- Email: Treat your email in-box like you would your regular mail box.
- As soon as you open your email in-box, clear the clutter! If this was paper mail, you would
i. immediately toss the stuff you don’t need;
ii. scan the stuff you probably don’t need and then get rid of that too; then
iii. have a few things left that require a read or a response.
- These are the steps to take for email, too!
- Immediately remove advertisements and daily newsletters you will not read or use today (don’t worry, they will come again tomorrow).
- Delete or change Subscriptions:
- These days, most newsletters have an UnSubscribe option; so Unsubscribe if you don’t need the information; or
- Change your subscription options, like requesting all the correspondence from one source in a digest or bundled form. I receive daily digests from 2 list-servs, instead of individual emails every time someone has a comment. This really helps clear my in-box clutter!
- Sort your in-box in reverse chronological order, so the newest emails are always listed first.
- Use Folders for your opened mail, and Leave only active “To Do”s in your in-box:
- Be specific in naming your folders.

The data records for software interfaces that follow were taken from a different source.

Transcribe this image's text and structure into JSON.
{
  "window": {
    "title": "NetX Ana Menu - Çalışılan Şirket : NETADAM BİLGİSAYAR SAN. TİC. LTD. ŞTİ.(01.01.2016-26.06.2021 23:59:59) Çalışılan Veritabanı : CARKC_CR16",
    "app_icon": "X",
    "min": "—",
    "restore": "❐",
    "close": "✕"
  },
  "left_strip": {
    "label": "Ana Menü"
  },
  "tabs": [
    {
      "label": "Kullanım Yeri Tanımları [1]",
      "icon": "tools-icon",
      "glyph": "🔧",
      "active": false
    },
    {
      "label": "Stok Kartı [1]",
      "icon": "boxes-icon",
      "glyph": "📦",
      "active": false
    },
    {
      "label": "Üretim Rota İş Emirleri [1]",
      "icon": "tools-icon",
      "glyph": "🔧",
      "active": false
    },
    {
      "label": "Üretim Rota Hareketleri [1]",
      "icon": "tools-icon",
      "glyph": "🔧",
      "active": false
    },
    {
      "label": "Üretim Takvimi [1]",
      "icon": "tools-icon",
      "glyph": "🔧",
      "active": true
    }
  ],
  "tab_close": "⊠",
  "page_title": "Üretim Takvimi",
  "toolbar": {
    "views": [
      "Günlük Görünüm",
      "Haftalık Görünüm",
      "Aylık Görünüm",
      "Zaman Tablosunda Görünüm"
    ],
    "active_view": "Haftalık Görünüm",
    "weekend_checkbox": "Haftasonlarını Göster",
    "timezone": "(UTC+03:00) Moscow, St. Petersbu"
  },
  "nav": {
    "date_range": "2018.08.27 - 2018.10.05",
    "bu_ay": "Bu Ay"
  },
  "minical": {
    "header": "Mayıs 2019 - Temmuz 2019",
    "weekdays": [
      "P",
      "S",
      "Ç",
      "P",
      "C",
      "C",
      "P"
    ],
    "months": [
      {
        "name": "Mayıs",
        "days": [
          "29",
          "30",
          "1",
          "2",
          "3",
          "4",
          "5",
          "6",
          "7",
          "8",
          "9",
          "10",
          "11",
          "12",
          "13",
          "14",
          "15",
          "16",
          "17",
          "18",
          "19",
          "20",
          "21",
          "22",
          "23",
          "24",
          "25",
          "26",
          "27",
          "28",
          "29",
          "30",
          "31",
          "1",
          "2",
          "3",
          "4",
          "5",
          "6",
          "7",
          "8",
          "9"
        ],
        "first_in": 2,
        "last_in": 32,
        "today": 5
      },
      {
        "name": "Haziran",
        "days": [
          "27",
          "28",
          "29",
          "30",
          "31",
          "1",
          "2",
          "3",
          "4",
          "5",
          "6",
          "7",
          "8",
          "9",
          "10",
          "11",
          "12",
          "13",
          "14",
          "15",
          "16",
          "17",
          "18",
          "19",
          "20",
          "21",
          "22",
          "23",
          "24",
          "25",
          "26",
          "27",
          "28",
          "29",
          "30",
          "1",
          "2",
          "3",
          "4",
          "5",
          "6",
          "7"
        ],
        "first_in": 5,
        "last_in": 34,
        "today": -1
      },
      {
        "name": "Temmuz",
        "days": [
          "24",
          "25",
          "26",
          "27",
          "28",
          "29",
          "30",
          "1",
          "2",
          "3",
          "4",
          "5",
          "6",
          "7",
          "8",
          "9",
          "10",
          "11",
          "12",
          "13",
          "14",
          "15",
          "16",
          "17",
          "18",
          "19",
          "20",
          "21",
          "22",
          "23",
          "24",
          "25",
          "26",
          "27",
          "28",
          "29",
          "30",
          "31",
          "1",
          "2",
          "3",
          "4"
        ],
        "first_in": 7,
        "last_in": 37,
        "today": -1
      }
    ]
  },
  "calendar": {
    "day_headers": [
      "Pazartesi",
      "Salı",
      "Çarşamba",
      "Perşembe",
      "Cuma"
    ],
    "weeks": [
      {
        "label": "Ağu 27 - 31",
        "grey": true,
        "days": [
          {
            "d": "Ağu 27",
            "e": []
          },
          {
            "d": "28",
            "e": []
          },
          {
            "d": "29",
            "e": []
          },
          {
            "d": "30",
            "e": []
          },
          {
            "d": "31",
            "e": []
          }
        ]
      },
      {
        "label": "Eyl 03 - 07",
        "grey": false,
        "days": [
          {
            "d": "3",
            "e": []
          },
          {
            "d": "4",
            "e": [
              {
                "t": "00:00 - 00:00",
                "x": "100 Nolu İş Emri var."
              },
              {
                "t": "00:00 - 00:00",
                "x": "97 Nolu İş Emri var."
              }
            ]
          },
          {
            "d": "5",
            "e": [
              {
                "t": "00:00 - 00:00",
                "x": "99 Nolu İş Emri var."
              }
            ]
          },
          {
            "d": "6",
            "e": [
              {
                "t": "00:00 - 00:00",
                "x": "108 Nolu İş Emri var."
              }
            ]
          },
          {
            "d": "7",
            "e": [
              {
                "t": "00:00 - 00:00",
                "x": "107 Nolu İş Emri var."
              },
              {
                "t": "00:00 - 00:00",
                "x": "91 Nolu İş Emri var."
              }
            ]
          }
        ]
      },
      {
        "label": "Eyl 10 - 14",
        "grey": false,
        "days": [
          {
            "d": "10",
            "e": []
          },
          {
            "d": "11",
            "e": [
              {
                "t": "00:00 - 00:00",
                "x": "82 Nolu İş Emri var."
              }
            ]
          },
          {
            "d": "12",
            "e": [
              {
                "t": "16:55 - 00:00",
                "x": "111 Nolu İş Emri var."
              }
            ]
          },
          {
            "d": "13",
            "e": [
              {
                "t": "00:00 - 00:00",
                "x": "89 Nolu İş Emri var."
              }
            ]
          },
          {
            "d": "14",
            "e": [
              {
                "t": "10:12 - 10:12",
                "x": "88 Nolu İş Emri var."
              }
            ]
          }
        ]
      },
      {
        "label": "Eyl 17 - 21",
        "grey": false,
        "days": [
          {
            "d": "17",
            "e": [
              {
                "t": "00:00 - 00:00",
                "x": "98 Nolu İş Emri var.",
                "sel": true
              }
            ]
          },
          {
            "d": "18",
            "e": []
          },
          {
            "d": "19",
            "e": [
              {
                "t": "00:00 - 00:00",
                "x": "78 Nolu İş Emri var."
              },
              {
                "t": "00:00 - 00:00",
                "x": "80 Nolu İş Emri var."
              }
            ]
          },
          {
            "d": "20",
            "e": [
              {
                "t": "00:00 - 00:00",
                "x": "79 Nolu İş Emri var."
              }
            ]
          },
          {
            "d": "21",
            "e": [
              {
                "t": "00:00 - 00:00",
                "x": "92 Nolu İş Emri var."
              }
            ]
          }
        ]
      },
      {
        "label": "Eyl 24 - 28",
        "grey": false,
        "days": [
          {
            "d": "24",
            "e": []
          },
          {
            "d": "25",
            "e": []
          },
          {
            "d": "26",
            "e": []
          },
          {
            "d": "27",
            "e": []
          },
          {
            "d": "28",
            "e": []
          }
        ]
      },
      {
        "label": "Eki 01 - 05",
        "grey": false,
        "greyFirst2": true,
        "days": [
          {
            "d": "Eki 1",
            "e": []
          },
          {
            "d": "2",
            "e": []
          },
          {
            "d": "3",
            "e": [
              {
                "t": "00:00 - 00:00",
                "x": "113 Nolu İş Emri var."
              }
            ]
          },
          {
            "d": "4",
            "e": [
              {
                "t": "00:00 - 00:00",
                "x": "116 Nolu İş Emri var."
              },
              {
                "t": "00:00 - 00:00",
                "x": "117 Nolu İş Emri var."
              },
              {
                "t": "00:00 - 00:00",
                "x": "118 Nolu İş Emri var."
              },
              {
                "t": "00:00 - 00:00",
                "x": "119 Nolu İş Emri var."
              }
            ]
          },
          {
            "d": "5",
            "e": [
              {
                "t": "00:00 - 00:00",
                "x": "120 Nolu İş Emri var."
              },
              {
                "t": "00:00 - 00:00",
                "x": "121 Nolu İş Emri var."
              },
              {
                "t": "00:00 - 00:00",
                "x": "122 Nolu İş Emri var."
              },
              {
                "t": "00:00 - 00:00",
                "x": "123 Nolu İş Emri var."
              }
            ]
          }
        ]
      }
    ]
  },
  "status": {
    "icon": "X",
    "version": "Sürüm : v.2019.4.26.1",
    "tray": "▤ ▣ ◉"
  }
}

I have a few folders dedicated to my presentations: “Ideas” for classes I want to create, and “Correspondence” regarding classes I have already set up. Very different information, so two separate folders.
- Realize folders can be added and deleted, as events come and go. Create a “Holidays Logistics” or “Office Party” folder for all things holiday related, and then purge the whole folder in January.
- File items for retrieval:
- Create folders for projects or people: for example, Newsletter Info To Share, Presentation Correspondence, Presentation Ideas, Travel Info, Expense Reports, or Shopping Ideas.
- When you’re ready to tackle these projects, all the information is together.
- Questions in the Subject line: My spouse and I may email many times in a day, and we use the Subject line as our email content (Subject Line: “Late meeting, home at 6 pm”, or “Class to teach at 7 pm”), similar to Instant Messaging (which I will not put on my laptop, in the interest of time management!).
- “No Need to Reply”. An extremely organized friend uses this in her correspondence. Often, we send an email for purely informational purposes, to keep folks “in the loop”, so to speak. Adding this note at the beginning or end of your email tells your reader that they can respond, if necessary, but that they don’t need to, thus freeing their time and your in-box!
- If you currently have only one email address for personal and professional, and you find that it fills up quickly, consider a second free email address, like Gmail, to use for newsletters and advertisements that you don’t want to look at every day.
- Maintain your Clean In-box from day to day, and clean out the Folders a few times a year.
Colleen Klimczak is a certified professional organizer whose business is located in the South suburbs of Chicago. For more information, visit www.PeaceOfMindPO.com. You can also visit her Blog at http://colleencpo.wordpress.com and become her Facebook friend at My FaceBook Page